» **Task**: Work out how many lines of the material below contain the word "document", then write that number alone.

» **Entries supplied**:
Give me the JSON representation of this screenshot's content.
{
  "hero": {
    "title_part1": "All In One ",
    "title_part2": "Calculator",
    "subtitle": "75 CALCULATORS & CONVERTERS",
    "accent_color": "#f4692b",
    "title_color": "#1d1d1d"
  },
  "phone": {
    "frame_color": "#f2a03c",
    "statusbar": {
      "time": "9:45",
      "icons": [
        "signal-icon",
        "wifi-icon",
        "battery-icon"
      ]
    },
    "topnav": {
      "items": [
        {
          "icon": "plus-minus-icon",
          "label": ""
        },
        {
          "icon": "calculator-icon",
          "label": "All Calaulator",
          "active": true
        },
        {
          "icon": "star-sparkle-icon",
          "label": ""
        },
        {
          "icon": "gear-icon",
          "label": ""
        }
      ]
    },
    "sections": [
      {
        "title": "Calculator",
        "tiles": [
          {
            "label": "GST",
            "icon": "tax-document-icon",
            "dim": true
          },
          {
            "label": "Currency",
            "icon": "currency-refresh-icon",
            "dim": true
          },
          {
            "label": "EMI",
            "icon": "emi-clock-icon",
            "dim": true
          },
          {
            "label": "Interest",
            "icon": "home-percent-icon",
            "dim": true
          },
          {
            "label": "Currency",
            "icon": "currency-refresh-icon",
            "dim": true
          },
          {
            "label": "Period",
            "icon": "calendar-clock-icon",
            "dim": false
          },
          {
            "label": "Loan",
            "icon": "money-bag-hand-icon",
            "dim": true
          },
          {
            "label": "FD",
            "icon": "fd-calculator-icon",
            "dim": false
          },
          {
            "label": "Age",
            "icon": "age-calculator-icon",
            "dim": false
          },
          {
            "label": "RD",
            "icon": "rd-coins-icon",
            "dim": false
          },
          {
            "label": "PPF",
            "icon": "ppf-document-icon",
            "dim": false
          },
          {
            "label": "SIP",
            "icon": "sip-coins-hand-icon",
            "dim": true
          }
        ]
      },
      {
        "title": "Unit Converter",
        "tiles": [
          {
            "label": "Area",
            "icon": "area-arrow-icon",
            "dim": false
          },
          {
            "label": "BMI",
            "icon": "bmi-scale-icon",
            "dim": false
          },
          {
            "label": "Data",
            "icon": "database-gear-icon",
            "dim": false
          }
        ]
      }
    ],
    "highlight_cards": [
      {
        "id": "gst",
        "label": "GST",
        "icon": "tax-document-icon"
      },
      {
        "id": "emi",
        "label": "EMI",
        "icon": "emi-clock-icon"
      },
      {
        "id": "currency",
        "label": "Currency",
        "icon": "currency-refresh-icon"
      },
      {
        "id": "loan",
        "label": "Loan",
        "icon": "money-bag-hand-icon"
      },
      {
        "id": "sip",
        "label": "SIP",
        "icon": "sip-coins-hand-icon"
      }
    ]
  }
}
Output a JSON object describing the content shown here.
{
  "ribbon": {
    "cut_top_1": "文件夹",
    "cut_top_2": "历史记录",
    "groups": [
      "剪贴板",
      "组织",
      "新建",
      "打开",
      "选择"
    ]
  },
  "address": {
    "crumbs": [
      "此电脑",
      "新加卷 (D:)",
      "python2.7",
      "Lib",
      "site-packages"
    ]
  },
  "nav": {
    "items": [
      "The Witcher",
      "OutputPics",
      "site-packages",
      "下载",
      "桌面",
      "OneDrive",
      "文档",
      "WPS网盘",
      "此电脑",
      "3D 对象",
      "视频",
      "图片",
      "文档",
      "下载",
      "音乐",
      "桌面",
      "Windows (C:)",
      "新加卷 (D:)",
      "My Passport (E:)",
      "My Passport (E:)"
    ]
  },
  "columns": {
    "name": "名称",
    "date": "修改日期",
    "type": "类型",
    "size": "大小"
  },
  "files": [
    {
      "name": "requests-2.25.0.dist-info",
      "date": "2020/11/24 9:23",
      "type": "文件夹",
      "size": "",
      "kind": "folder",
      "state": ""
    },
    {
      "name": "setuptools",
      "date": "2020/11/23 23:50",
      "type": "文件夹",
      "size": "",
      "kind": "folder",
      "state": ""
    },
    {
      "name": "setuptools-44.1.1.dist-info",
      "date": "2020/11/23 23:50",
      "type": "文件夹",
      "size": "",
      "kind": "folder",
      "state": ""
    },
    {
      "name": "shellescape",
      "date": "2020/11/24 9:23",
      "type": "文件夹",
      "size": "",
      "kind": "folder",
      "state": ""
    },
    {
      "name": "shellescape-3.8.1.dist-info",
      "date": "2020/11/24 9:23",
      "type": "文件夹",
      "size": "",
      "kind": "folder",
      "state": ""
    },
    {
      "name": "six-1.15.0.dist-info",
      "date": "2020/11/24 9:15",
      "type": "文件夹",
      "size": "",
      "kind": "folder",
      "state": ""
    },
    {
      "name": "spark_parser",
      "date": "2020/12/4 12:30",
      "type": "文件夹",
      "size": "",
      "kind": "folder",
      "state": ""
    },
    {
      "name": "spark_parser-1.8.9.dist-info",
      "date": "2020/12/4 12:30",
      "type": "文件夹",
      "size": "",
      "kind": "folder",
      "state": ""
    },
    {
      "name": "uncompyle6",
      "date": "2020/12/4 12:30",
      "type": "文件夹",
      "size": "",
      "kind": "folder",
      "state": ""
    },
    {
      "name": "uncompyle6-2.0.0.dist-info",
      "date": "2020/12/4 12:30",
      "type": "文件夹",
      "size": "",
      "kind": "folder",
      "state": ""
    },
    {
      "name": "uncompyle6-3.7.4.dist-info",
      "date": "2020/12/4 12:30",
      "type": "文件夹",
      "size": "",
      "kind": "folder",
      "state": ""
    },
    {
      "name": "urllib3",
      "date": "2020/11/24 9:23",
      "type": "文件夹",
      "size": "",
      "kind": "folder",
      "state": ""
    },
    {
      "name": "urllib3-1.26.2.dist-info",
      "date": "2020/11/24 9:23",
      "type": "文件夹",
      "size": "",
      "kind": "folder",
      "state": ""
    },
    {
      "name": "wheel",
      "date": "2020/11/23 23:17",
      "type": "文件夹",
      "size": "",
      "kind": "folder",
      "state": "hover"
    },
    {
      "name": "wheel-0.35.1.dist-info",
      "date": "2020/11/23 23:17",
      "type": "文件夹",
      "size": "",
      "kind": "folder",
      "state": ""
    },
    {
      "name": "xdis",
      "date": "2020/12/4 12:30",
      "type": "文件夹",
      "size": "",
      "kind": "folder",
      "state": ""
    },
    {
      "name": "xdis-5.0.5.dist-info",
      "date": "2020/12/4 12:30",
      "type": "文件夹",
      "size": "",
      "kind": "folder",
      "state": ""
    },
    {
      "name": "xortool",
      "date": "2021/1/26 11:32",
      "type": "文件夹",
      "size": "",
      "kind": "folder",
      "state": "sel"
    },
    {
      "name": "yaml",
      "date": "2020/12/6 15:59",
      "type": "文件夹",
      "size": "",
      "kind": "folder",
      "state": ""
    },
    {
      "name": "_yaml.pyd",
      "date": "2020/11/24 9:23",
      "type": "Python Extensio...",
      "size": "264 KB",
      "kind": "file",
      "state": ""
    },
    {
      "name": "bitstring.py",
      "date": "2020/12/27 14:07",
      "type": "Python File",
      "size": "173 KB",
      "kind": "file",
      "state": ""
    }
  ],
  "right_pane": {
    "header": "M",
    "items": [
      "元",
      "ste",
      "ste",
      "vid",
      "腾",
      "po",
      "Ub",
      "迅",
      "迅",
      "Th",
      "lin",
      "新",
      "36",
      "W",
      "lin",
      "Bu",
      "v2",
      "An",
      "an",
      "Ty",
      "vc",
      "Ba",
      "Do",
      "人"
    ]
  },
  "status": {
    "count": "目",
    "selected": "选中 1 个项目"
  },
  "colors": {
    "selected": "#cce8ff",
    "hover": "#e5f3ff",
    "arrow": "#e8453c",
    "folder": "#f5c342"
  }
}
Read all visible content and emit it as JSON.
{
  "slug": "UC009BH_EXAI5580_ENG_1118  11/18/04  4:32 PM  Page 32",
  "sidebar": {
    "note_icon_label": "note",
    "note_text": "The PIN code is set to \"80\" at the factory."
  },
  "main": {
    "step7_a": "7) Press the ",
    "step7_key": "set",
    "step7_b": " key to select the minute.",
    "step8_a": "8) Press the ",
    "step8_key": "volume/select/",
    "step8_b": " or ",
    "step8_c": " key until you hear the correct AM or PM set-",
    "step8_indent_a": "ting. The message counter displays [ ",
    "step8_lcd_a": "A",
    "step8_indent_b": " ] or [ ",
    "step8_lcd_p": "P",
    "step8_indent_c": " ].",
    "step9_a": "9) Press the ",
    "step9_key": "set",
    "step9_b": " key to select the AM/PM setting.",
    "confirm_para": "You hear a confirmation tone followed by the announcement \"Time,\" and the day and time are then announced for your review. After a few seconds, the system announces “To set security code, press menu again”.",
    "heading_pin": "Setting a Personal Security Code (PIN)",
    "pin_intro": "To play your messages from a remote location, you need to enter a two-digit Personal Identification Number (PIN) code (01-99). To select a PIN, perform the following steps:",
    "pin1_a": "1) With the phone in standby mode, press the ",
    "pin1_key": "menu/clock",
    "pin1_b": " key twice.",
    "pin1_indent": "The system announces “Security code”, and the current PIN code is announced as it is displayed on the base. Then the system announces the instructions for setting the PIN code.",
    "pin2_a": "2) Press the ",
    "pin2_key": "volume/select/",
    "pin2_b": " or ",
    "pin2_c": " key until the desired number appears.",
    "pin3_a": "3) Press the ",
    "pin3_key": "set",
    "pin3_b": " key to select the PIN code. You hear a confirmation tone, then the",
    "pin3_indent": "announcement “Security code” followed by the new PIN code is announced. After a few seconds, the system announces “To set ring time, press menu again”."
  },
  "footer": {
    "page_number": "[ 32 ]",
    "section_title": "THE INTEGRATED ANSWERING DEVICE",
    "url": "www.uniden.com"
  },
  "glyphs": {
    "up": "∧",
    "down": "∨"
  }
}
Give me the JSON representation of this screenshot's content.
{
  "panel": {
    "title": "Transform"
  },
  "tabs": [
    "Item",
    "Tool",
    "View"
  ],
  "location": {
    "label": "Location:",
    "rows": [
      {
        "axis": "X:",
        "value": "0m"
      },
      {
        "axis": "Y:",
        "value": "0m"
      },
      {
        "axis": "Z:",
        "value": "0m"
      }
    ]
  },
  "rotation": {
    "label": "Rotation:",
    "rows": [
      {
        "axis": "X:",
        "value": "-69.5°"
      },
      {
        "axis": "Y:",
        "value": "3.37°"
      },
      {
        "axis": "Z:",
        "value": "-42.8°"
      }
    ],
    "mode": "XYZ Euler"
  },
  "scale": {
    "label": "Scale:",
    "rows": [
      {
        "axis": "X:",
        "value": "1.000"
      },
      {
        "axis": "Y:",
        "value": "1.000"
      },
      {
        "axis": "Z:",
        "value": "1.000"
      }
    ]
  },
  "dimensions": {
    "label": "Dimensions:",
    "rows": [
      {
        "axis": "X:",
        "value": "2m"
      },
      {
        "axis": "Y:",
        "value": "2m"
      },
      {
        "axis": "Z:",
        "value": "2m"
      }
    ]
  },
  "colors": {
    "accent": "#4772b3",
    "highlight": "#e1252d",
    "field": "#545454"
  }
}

» **Answer box**: 3